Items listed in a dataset
== Segment start ==

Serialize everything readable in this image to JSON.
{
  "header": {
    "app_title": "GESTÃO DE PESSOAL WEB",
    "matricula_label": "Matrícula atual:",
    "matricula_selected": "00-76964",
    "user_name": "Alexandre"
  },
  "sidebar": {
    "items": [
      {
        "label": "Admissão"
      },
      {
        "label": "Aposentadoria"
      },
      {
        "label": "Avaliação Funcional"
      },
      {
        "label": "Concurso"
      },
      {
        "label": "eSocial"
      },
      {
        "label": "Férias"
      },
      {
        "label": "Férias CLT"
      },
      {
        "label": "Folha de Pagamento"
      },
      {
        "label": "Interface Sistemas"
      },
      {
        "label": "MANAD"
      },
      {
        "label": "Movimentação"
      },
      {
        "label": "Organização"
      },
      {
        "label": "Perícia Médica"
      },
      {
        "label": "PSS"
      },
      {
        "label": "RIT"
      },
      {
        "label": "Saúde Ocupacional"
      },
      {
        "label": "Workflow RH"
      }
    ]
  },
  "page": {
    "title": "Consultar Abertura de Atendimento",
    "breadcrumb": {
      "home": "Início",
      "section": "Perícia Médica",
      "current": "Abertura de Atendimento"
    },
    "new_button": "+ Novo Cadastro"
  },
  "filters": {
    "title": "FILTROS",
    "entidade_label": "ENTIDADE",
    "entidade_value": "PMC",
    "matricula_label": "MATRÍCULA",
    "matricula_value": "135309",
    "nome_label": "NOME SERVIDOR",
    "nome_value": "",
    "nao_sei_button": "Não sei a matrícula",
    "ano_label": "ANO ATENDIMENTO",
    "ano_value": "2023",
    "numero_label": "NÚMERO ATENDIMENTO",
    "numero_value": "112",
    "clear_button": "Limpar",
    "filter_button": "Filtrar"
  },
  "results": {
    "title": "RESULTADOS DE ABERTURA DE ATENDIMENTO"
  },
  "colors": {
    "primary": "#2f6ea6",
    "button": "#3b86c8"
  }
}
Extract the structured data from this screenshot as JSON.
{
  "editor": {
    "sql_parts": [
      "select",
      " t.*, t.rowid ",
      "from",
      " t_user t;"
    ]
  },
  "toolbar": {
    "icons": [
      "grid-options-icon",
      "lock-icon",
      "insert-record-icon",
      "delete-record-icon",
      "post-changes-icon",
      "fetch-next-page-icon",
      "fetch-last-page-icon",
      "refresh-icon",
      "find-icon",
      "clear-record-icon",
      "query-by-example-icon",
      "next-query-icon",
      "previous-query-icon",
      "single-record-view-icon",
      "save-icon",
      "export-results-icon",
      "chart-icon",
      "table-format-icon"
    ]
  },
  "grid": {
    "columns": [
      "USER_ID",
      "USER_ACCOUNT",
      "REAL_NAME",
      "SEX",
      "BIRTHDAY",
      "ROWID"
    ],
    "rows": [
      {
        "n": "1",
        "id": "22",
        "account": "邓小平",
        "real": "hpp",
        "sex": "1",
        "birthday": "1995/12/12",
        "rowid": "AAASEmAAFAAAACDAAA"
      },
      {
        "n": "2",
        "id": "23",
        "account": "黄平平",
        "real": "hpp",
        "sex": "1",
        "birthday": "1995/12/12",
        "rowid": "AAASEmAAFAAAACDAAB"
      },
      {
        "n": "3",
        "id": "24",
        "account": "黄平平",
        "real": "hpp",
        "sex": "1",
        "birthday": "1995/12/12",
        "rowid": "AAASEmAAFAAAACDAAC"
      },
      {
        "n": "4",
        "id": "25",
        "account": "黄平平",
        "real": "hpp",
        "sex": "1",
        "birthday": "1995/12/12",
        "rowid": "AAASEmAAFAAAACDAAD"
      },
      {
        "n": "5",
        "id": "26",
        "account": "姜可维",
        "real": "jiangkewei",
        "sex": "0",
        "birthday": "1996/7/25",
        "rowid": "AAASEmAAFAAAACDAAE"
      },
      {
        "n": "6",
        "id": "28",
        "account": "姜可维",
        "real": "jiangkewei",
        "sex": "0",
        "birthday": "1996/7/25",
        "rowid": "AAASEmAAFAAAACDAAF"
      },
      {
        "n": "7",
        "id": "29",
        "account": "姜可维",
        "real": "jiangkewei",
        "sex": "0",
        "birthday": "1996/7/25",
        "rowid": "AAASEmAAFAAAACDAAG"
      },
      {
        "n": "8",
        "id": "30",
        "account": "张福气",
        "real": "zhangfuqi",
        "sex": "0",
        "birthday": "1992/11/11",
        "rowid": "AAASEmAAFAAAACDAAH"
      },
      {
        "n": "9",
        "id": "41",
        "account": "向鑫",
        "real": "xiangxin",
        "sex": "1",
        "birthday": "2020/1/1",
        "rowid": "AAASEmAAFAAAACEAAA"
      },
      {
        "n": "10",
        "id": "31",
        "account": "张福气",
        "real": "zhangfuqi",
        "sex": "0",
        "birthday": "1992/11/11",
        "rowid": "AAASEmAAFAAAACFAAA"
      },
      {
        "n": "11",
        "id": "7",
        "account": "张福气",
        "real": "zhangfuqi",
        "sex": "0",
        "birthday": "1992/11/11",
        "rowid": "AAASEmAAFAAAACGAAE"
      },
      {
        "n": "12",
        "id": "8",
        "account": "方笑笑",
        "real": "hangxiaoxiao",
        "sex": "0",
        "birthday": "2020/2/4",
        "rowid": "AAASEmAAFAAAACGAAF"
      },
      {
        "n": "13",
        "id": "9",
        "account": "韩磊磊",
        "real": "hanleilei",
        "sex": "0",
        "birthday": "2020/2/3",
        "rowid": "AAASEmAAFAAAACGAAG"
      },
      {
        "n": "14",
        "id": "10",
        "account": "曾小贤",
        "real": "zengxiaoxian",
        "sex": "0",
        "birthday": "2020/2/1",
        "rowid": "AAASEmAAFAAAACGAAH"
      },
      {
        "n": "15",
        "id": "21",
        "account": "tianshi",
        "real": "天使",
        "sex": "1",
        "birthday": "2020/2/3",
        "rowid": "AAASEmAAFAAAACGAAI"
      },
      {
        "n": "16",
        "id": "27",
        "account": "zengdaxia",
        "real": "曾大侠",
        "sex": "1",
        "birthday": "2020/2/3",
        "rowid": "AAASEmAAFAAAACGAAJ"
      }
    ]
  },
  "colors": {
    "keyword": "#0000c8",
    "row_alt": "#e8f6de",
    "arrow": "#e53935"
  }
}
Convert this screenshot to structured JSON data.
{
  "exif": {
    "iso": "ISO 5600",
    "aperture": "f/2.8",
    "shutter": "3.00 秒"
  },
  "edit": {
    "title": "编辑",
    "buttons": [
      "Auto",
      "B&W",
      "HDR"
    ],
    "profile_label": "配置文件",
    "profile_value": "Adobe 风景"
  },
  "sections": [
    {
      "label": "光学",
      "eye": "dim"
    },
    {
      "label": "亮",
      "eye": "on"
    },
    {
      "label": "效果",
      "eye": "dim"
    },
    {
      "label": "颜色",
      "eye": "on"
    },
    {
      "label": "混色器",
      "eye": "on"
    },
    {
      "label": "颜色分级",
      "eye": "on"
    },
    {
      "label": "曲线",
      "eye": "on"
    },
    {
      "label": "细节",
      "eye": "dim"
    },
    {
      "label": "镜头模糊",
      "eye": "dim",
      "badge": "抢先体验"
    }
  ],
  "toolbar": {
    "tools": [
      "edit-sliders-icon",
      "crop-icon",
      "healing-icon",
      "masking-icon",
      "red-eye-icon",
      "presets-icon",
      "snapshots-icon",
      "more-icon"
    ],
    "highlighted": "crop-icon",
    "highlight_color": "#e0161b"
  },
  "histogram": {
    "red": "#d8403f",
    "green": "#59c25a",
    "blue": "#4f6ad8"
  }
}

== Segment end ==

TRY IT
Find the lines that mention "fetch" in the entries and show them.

SOLUTION BELOW
      "fetch-next-page-icon",
      "fetch-last-page-icon",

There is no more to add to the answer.